Look through the listing for the word "placeholder". Copy each line that has it.

■ ■ ■ ■ ■

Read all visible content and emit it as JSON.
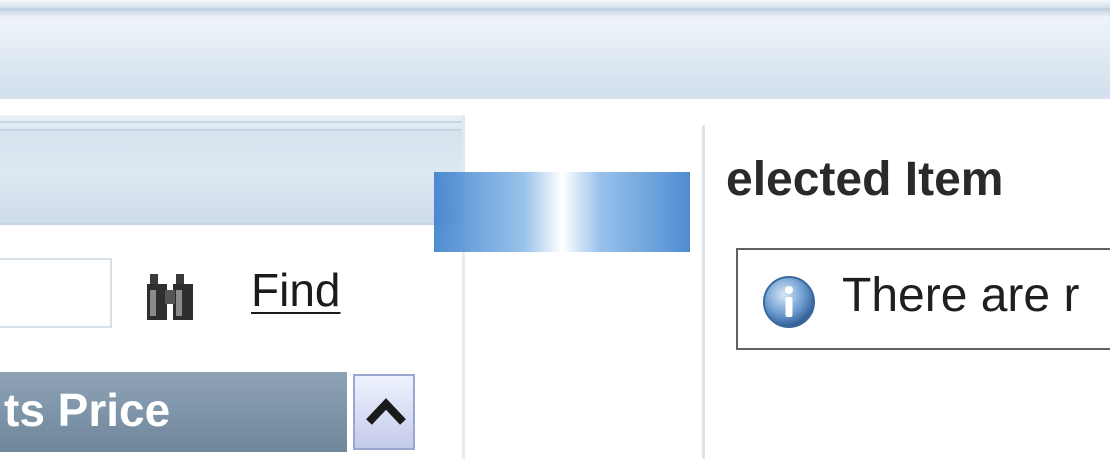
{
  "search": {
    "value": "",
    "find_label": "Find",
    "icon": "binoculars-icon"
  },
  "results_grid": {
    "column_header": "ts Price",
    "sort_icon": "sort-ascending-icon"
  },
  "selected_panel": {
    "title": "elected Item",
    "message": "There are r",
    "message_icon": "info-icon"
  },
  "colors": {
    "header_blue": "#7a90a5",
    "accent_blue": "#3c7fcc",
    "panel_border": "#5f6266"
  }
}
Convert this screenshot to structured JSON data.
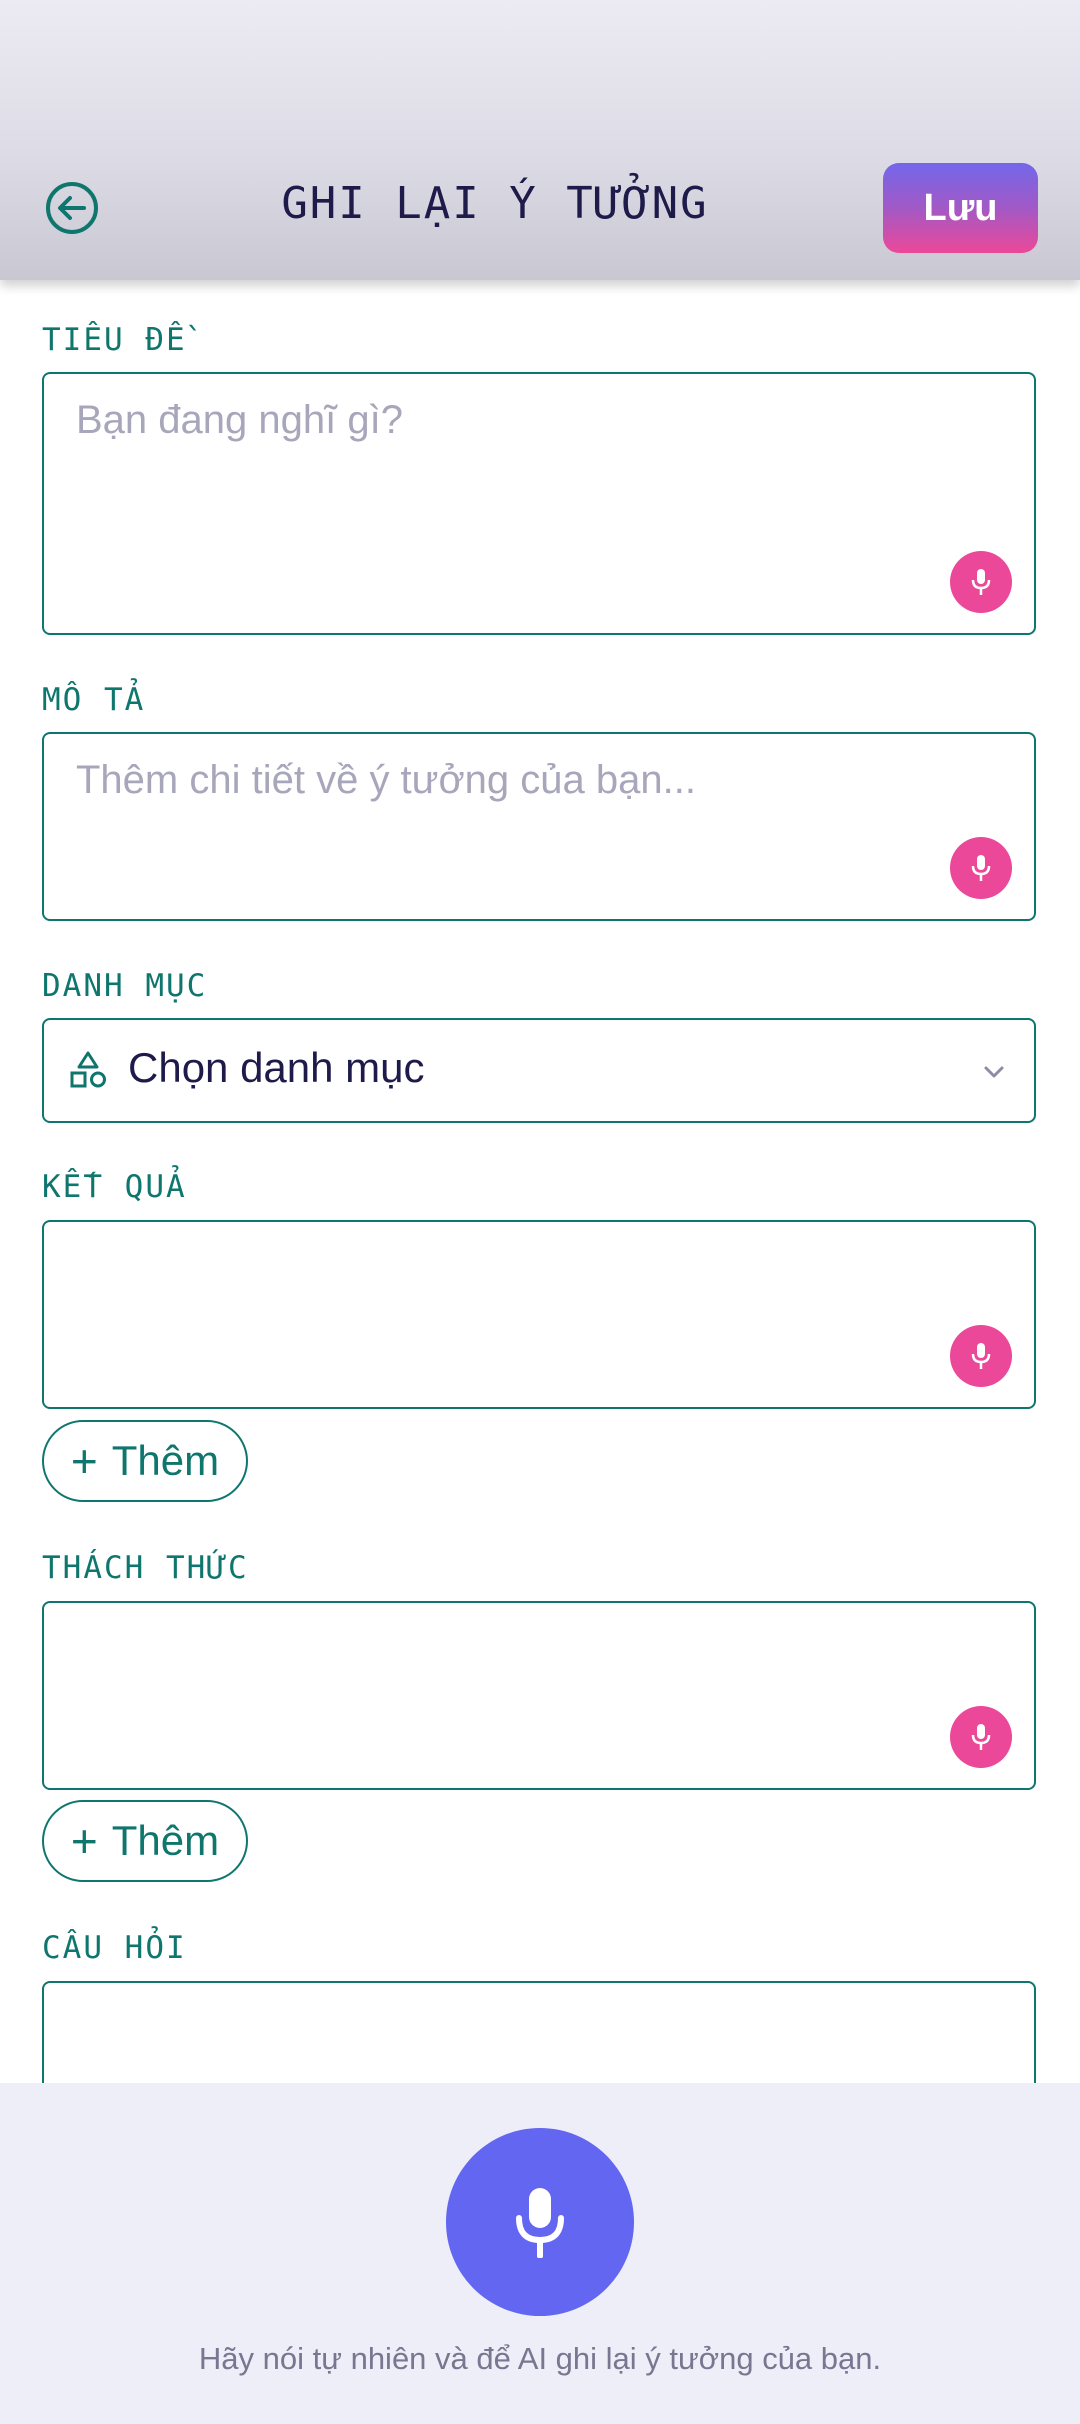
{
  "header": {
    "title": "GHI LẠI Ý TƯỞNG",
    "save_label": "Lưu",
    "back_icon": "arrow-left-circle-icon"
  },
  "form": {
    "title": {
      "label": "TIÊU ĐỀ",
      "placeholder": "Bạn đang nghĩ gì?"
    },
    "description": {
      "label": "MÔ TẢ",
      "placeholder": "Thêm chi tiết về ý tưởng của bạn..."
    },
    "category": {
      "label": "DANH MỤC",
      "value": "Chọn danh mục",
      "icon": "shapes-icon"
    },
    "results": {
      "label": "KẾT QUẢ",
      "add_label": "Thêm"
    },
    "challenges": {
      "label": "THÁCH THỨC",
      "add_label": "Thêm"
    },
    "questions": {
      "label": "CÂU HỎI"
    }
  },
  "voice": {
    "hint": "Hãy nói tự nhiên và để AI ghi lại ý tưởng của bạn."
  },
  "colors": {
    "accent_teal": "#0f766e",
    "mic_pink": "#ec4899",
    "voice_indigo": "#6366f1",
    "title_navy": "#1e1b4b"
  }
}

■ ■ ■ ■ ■

* TASK ANSWER *
      "placeholder": "Bạn đang nghĩ gì?"
      "placeholder": "Thêm chi tiết về ý tưởng của bạn..."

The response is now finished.